● Web page and app entries

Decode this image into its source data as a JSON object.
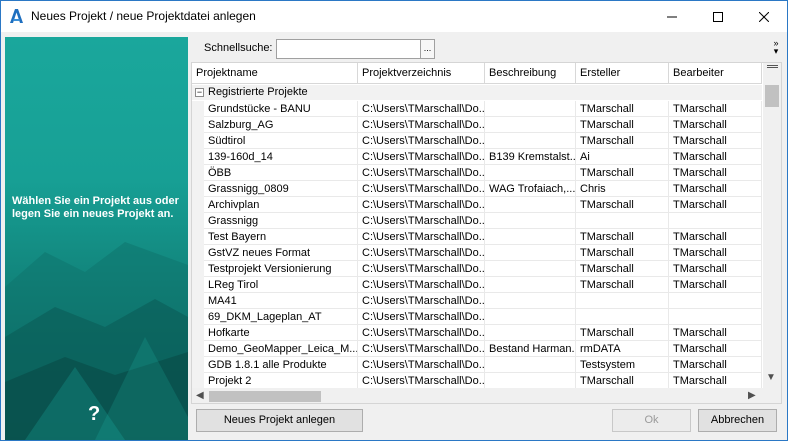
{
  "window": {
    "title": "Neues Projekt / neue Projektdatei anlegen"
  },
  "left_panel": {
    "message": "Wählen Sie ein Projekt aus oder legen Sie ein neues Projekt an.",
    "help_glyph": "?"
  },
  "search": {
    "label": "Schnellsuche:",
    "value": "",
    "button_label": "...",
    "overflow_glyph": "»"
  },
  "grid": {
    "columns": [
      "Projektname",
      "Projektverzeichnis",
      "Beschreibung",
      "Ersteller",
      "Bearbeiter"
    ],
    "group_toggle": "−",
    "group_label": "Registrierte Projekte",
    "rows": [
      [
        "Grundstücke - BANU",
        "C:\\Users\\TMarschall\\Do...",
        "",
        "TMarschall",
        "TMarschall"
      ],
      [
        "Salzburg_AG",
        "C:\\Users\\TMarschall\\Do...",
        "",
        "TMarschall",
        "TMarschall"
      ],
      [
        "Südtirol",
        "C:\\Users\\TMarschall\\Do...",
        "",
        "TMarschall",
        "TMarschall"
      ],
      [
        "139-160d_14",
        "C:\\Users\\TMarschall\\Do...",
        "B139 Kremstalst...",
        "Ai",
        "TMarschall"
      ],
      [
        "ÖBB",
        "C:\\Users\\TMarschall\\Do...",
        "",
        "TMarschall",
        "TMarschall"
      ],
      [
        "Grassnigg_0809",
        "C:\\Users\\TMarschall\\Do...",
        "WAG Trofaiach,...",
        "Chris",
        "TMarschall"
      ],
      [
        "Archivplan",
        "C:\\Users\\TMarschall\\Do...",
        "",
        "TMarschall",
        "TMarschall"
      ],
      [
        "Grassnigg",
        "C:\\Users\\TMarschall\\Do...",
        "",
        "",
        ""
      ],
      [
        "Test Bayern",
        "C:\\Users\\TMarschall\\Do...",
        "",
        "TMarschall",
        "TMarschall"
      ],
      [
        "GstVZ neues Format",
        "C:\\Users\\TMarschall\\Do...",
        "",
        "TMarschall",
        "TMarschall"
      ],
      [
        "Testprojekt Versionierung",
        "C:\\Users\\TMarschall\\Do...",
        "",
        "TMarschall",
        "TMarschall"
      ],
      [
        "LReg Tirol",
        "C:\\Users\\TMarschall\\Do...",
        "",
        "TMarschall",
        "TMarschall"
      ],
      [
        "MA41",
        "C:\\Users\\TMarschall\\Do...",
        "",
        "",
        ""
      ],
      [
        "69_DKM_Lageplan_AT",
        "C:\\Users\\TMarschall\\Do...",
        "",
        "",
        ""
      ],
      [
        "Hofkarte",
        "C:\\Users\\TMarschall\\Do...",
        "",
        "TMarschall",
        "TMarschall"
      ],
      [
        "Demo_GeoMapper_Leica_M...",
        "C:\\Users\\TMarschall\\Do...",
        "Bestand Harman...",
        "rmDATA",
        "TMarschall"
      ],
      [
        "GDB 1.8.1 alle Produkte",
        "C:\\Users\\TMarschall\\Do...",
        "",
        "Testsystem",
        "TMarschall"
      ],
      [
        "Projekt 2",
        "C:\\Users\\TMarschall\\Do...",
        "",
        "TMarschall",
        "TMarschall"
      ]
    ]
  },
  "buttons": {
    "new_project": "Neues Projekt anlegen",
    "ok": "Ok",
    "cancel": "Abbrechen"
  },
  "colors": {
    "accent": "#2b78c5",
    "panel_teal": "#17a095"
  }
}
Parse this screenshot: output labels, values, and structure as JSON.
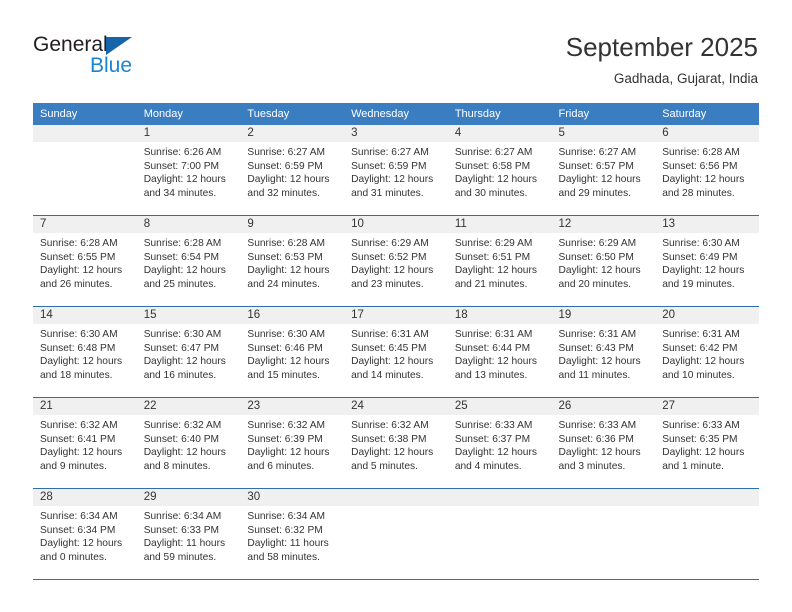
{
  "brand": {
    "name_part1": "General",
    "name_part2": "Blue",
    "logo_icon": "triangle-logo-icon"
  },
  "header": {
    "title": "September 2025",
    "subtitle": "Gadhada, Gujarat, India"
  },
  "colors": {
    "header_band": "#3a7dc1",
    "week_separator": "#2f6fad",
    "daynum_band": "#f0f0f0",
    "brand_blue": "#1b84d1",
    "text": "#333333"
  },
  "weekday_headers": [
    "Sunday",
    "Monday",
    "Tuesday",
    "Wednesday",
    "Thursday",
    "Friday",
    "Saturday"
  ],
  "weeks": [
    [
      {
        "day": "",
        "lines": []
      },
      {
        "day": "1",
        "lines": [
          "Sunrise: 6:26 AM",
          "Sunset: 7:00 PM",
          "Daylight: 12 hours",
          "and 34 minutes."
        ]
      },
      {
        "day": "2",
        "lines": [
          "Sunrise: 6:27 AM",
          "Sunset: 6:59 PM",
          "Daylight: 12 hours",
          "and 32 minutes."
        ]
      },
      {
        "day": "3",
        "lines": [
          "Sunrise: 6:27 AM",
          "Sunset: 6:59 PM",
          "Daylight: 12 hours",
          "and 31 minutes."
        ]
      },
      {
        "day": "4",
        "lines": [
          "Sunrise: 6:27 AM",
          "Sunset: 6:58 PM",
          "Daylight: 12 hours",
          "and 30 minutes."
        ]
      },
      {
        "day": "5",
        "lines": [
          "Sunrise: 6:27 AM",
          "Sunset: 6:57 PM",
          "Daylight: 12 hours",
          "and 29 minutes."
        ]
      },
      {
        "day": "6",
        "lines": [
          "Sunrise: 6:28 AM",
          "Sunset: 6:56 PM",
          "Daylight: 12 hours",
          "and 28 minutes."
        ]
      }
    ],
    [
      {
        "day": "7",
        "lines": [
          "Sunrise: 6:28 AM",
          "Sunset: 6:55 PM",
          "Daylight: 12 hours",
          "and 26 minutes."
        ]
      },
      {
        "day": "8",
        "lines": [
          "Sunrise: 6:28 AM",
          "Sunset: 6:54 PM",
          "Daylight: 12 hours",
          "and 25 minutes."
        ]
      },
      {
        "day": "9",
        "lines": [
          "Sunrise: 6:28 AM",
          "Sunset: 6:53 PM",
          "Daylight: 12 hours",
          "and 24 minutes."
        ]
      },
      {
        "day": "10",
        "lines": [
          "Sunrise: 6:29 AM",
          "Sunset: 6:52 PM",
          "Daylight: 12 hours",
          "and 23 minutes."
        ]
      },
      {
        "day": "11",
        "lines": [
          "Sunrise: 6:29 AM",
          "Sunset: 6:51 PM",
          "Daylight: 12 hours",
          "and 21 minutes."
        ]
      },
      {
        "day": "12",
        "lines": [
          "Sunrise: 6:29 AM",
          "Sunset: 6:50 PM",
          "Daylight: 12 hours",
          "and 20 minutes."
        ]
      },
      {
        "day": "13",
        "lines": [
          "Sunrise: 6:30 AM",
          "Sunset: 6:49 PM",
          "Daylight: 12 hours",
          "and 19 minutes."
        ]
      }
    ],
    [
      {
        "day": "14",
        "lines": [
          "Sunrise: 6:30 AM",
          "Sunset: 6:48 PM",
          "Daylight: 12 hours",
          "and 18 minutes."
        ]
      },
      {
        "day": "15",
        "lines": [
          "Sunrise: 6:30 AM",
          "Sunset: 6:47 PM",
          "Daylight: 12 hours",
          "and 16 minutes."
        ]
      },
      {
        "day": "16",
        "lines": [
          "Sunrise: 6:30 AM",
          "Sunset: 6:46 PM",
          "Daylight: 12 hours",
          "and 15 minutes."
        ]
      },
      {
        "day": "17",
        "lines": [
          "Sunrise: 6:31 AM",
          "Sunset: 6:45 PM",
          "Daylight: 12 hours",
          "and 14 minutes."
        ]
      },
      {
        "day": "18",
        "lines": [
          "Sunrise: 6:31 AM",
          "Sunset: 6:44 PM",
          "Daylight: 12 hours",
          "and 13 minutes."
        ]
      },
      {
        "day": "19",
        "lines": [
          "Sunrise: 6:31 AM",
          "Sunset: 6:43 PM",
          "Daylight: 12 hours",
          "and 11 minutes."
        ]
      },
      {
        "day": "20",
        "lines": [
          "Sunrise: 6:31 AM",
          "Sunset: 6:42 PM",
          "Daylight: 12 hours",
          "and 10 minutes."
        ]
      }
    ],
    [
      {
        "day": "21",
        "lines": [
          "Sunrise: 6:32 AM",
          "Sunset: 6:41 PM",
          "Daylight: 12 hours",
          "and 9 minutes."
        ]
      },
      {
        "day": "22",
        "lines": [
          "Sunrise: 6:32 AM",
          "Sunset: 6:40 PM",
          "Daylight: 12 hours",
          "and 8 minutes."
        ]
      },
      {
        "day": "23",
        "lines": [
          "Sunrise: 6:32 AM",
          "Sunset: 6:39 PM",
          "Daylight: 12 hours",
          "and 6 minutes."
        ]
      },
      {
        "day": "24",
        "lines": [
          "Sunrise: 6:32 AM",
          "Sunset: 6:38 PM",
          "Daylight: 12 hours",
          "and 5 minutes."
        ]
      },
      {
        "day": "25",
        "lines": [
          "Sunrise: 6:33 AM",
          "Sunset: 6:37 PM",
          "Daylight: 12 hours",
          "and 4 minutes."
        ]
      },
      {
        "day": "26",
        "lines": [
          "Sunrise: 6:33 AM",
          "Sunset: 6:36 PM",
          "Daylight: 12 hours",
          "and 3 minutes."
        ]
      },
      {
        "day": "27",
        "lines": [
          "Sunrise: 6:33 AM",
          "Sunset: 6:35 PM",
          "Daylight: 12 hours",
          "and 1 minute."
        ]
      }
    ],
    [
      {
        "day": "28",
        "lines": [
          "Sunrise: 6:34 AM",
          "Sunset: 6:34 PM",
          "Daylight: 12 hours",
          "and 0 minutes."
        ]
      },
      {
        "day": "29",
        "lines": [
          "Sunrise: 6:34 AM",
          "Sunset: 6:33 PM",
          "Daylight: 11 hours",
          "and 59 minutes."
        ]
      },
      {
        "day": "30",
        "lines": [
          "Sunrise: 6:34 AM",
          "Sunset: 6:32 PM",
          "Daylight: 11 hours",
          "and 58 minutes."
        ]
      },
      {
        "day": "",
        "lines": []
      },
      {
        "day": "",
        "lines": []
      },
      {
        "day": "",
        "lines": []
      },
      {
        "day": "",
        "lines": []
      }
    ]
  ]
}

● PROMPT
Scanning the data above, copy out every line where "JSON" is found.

● OUTPUT
Decode this image into its source data as a JSON object.
Parse this screenshot: output labels, values, and structure as JSON.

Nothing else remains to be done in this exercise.